## Entries from a dataset of interfaces:
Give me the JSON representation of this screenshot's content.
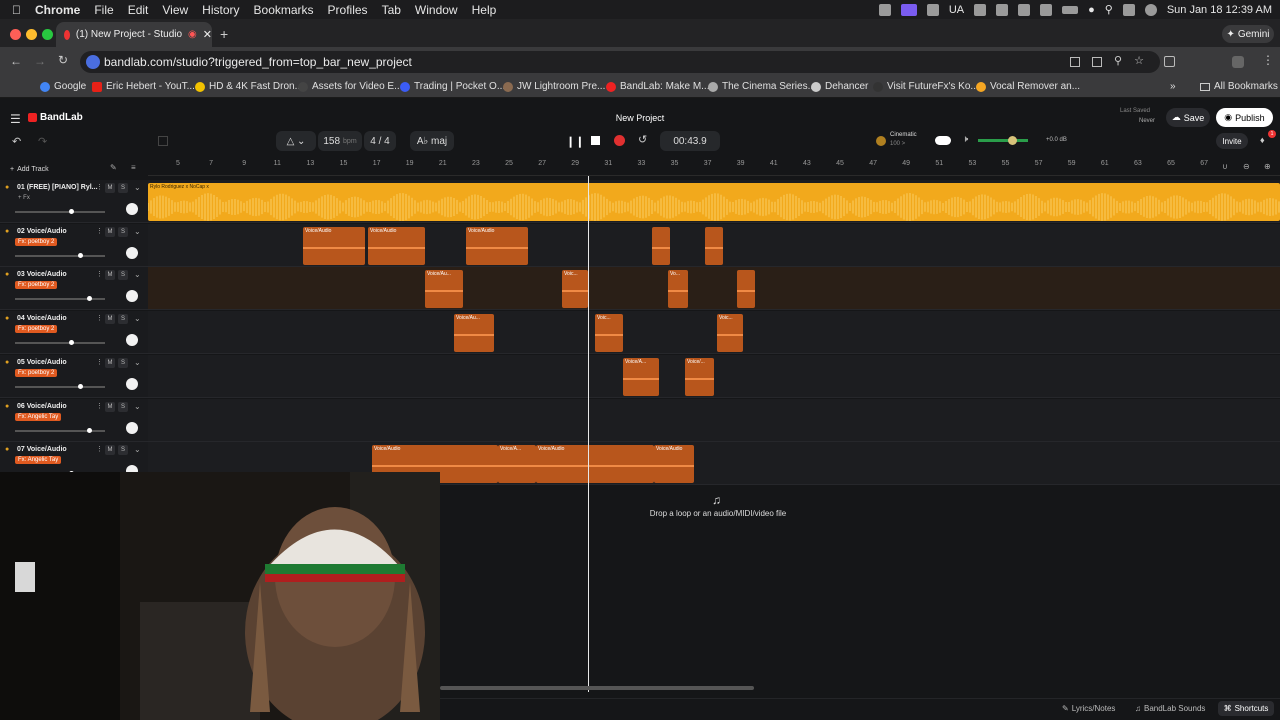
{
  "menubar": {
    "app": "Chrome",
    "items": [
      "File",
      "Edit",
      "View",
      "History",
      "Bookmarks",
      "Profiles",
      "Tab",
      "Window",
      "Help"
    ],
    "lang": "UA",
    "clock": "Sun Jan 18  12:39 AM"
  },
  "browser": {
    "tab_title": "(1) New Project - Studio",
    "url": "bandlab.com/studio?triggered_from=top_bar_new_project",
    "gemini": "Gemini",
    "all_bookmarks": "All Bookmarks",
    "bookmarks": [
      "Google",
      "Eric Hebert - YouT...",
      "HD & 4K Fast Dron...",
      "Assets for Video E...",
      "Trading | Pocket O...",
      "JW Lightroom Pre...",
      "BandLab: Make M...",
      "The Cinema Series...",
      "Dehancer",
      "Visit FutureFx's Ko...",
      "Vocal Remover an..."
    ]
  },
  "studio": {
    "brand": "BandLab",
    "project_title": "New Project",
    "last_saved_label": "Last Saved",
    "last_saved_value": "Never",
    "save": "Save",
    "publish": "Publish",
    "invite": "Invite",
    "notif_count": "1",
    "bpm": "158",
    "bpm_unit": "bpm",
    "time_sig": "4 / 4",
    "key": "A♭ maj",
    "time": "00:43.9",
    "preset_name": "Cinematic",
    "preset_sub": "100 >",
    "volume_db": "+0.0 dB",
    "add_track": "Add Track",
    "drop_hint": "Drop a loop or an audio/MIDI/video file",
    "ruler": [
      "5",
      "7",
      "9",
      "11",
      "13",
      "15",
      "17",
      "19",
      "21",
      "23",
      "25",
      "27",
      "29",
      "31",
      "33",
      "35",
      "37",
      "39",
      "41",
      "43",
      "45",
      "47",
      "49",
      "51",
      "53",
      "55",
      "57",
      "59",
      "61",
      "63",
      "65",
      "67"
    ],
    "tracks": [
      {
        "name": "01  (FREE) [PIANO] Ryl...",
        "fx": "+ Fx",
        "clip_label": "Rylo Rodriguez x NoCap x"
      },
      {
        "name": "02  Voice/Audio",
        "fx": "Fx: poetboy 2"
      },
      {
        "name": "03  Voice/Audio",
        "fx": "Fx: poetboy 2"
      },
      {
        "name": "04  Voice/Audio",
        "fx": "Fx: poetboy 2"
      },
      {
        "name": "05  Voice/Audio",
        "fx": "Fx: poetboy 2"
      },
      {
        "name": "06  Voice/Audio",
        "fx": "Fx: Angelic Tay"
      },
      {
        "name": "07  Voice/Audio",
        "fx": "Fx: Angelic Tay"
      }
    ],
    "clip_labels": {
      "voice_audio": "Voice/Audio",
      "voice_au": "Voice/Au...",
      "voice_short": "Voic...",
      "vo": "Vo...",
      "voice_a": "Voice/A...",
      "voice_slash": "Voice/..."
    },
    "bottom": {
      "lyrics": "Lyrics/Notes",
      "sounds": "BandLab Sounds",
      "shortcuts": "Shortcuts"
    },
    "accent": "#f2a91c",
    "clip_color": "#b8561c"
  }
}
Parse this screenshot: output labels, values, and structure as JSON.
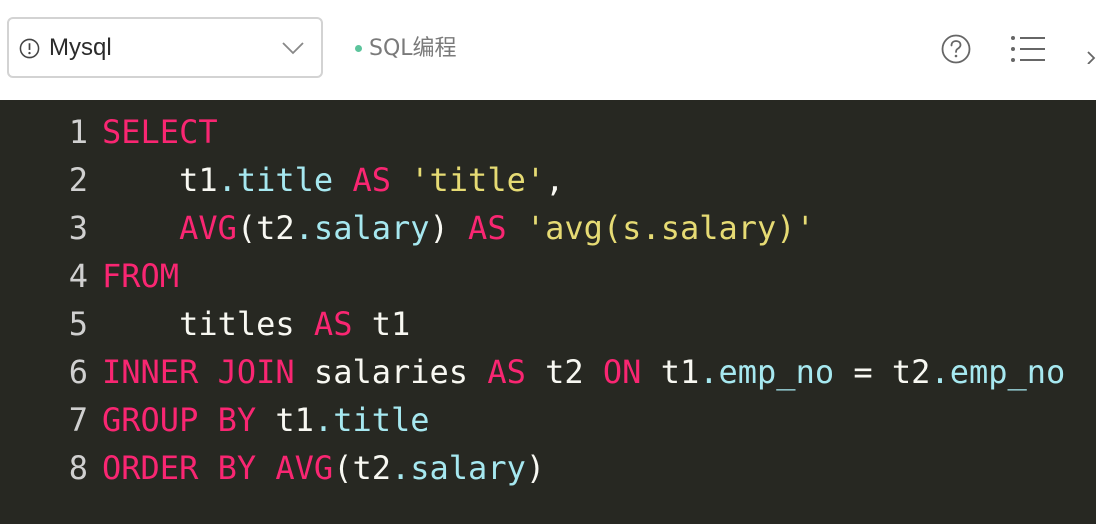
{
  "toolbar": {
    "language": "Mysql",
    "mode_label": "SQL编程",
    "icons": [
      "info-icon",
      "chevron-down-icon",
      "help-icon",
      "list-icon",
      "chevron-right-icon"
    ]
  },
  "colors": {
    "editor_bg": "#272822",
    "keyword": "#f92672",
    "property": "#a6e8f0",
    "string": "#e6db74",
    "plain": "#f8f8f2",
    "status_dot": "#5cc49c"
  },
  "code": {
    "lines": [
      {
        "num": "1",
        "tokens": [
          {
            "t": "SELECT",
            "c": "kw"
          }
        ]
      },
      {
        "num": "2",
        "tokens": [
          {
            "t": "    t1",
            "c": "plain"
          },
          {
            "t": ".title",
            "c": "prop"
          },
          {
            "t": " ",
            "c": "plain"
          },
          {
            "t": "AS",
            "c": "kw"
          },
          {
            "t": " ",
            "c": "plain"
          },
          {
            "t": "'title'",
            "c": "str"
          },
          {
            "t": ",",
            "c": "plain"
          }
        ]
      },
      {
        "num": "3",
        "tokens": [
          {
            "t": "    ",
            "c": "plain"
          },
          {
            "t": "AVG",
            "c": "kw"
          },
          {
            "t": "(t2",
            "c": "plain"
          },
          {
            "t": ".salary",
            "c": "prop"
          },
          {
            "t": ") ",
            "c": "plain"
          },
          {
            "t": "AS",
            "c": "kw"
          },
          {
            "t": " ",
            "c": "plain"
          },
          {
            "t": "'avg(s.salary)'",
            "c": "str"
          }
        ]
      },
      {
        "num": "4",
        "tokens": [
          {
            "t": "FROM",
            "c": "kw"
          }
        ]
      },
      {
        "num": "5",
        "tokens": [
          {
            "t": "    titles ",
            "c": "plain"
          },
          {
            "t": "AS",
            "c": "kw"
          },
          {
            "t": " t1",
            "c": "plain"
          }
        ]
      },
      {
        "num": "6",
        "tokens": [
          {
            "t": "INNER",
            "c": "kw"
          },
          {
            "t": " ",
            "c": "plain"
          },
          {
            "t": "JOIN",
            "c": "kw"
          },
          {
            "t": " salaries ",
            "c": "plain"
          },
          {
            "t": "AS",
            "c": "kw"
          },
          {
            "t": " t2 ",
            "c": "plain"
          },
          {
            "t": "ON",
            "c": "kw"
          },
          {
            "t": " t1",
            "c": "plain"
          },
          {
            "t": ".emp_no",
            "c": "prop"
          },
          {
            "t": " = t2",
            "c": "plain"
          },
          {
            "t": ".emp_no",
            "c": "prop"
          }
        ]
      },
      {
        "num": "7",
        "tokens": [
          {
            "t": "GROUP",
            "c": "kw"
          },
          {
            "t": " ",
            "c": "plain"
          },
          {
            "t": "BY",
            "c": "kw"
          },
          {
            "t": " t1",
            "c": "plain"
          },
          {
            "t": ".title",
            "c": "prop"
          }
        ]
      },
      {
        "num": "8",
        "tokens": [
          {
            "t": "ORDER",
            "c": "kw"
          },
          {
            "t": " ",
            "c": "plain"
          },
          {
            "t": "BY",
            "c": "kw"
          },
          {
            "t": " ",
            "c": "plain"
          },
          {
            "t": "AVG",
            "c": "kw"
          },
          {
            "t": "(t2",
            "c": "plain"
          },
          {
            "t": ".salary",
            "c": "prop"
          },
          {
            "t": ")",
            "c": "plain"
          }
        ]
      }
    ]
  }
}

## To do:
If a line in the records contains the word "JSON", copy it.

## Exercise solution:
Give me the JSON representation of this screenshot's content.
Parse this screenshot: output labels, values, and structure as JSON.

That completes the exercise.